Each line of the entries below that holds "icon" is needed, copied in full.

Data records for software interfaces
BEGIN

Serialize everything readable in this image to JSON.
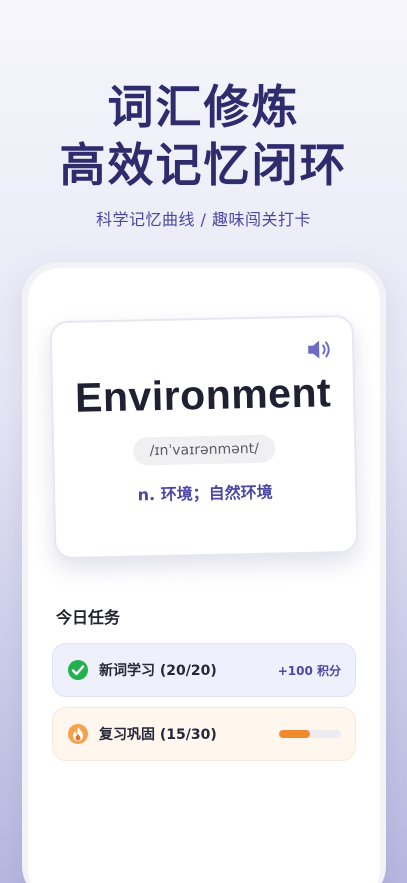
{
  "hero": {
    "line1": "词汇修炼",
    "line2": "高效记忆闭环",
    "subtitle": "科学记忆曲线 / 趣味闯关打卡"
  },
  "card": {
    "word": "Environment",
    "phonetic": "/ɪnˈvaɪrənmənt/",
    "meaning": "n. 环境；自然环境",
    "speaker_icon": "speaker-icon"
  },
  "tasks": {
    "title": "今日任务",
    "items": [
      {
        "label": "新词学习 (20/20)",
        "reward": "+100 积分",
        "icon": "check-circle-icon",
        "status_color": "#22b14c"
      },
      {
        "label": "复习巩固 (15/30)",
        "progress": 0.5,
        "icon": "flame-icon",
        "status_color": "#f08a2f"
      }
    ]
  },
  "colors": {
    "accent": "#4d48a8",
    "title": "#2f2c6e",
    "progress": "#f08a2f",
    "success": "#22b14c"
  }
}
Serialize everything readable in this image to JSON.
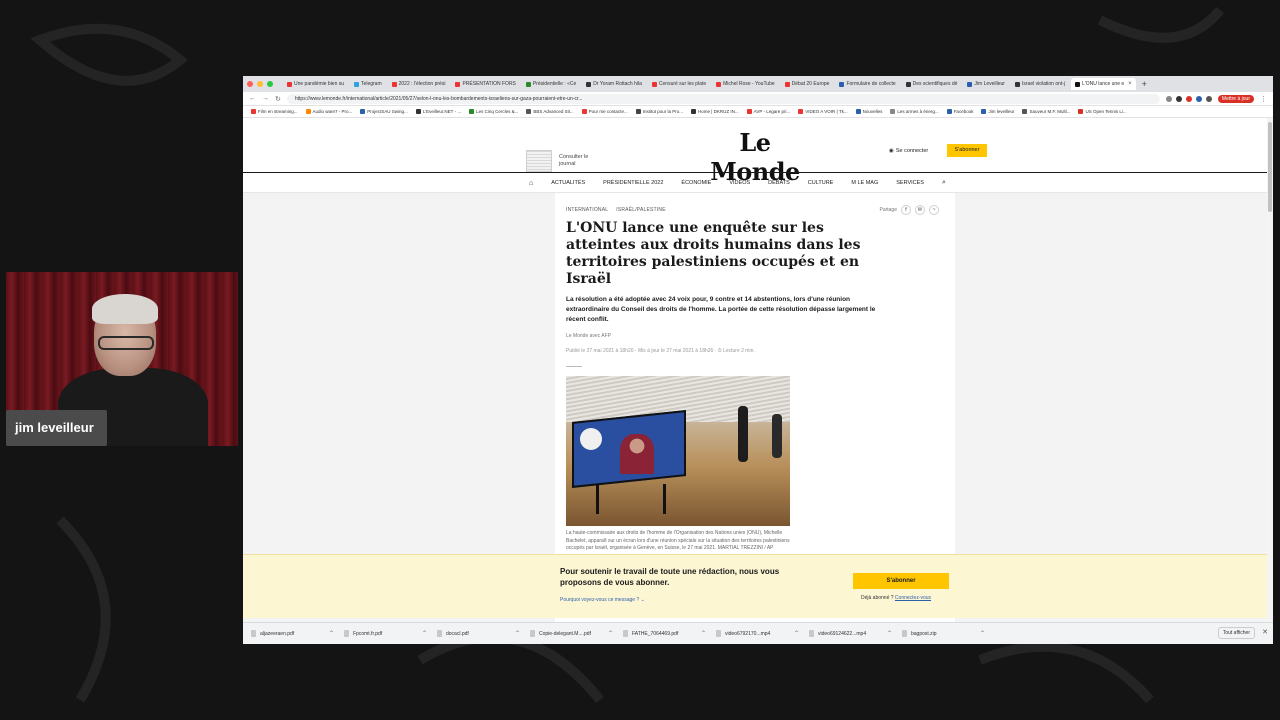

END

SOLUTION TO THE EXERCISE
    "speaker_icon": "speaker-icon"
        "icon": "check-circle-icon",
        "icon": "flame-icon",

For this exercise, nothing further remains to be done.